Many former colonies have complex attitudes towards immigration after having governments thrust upon them by foreign powers. Rather than opposing newcomers, locals often feel that if people want to stay — and some citizen-investors do stay — then they can pay. In Cyprus, even the communist AKEL party supports citizenship-by-investment. As Surak points out, “Microstates in particular are diaspora societies. Their small size means that, by nature, bigger and more diverse opportunities are available only abroad.” These schemes add income to economies driven by remittances and bring people to places that are ageing and depopulating.
Yet the practice of selling citizenship is taking on extra poignancy as conflicts spread across the world. The biggest new player is Turkey, which is growing so quickly it may forever alter the market, particularly because it is a major regional power with NATO membership and a huge military. While its passport sales are probably driven by the collapse of the Turkish lira, they appeal to wealthy displaced people (as do the citizenship-by-investment programs in Egypt and Jordan). Syrians, Palestinians, Lebanese, Iranians and many others may use this industry not as a backup plan but as an immediate means of escape. Some are also being encouraged to “buy in” to societies where they are already refugees.
The Golden Passport opens with an account of a citizenship-by-investment conference in Montenegro where Robert De Niro and Wyclef Jean were guests. Drawing on his own background in the Armenian diaspora, the founder of the Global Citizen Forum, investor Armand Arton, declares that “migration needs a new brand.”
Surak is adept at showing how the citizenship-by-investment sector often exploits the language of human rights and freedom of movement while commodifying citizenship and stripping it of its former values. She lays out the contours of this surprising industry very well, though I would have liked to hear more from the buyers themselves, whose voices only appear in one small chapter. What drives them to invest? How does it affect their feelings of nationalism? Do they think it is fair that they can buy their way into better mobility at the very moment of multiple migration crises?
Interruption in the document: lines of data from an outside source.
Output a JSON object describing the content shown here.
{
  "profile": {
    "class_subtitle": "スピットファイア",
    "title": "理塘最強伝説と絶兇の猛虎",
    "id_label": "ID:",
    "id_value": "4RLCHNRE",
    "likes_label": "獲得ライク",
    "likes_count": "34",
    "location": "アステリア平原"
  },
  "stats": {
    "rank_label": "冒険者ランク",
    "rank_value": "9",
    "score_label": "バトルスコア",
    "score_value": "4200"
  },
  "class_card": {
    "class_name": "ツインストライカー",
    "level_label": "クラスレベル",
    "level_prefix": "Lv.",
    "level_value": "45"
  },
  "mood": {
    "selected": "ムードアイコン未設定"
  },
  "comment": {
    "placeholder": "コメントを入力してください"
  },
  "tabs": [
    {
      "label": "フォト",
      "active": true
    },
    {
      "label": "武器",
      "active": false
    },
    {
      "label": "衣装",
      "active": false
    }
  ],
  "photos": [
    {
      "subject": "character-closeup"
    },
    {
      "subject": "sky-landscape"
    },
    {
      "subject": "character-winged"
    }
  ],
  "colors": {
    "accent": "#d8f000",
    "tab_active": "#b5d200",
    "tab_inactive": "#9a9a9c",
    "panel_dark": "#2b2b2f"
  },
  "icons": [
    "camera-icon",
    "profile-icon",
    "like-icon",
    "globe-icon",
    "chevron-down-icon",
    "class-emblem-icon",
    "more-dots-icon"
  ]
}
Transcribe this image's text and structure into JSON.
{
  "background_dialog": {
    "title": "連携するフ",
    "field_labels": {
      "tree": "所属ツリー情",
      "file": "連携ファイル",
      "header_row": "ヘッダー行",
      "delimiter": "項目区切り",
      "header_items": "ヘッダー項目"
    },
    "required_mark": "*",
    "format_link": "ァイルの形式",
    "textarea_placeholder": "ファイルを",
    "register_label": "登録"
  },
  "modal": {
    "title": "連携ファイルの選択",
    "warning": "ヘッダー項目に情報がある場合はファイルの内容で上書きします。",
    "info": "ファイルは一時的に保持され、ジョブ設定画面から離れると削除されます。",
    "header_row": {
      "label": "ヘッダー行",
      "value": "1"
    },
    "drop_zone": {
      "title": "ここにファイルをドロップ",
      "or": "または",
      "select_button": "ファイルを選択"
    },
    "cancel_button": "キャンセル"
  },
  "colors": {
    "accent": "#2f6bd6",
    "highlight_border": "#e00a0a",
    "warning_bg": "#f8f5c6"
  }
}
There are wider questions too. Citizenship-by-investment only accounts for 50,000 naturalisations a year, but what if it were to grow? Other writers, most notably the journalist Atossa Araxia Abrahamian, have shown how Gulf states bought thousands of Comoros Island passports in order to give their Bidoon populations mobility while simultaneously depriving them of state benefits. Others have warned that these schemes could be adopted to forcibly remove citizenship from political dissenters or ethnic minorities.
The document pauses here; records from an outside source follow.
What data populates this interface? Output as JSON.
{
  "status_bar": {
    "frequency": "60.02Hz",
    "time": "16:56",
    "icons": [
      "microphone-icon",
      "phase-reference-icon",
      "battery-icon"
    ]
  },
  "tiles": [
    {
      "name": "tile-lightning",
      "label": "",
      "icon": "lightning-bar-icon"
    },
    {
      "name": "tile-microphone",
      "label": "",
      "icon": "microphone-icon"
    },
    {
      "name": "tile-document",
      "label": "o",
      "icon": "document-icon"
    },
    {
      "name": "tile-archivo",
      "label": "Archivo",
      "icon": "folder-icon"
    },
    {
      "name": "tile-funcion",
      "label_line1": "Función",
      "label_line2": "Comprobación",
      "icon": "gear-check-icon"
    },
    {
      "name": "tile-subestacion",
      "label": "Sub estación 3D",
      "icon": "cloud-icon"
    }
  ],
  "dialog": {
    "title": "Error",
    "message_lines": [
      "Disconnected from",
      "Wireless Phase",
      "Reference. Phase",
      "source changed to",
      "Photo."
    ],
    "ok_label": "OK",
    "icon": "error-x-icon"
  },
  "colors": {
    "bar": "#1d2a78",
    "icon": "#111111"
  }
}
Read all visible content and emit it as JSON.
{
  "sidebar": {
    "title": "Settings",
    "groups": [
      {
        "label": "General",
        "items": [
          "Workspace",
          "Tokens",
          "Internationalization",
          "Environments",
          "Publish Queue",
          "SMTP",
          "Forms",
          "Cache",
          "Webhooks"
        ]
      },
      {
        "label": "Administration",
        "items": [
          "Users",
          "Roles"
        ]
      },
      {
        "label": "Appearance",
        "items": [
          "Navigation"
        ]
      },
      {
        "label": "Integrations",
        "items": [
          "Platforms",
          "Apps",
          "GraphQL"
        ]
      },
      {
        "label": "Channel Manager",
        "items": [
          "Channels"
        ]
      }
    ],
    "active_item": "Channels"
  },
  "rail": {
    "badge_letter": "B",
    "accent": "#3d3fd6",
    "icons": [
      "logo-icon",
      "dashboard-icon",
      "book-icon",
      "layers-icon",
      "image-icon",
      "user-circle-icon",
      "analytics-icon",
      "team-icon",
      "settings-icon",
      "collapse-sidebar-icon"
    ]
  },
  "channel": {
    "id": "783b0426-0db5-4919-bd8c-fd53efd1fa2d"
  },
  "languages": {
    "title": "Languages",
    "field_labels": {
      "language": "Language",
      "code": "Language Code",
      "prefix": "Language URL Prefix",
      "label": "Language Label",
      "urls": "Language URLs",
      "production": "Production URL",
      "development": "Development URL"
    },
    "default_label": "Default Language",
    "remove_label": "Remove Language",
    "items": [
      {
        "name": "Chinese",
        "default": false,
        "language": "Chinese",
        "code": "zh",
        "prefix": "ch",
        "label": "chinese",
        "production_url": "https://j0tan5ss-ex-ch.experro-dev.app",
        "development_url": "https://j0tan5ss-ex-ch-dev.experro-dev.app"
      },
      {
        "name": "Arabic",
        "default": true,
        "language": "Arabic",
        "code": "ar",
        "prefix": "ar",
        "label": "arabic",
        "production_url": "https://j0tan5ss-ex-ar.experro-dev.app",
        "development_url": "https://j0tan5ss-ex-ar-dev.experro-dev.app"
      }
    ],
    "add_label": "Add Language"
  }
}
Citizen-investors mostly want to get a new passport to move somewhere else. Yet, given that most of these places are islands highly susceptible to climate change, there is a grave irony in this flexible sense of citizenship. Funds from the programs have been used to build apartments and infrastructure, but often in places ill-suited to more people.
Dominica, for instance, constructed a world-class eco-resort with citizenship-by-investment money, only to see it levelled by a hurricane. Vanuatu hopes to build an entire new city with Chinese funds, some from citizenship-by-investment, but it is one of the countries most vulnerable to climate change (and some have even raised the possibility that the entire population may need to relocate to Australia during this century).
Looking at this phenomenon more critically, we can see programs run by small countries that have often been denied sovereignty in the past and now also face an uncertain future. This disconnect between the bright skies and sandy beaches of brochures and the pessimism of those actually living on the islands that pioneered these schemes can be startling. What will new citizens do for their new countries besides opening their wallets? And will their incomplete sense of national community catch on more widely? •
The Golden Passport: Global Mobility for Millionaires
By Kristin Surak | Harvard University Press | US$35 | 336 pages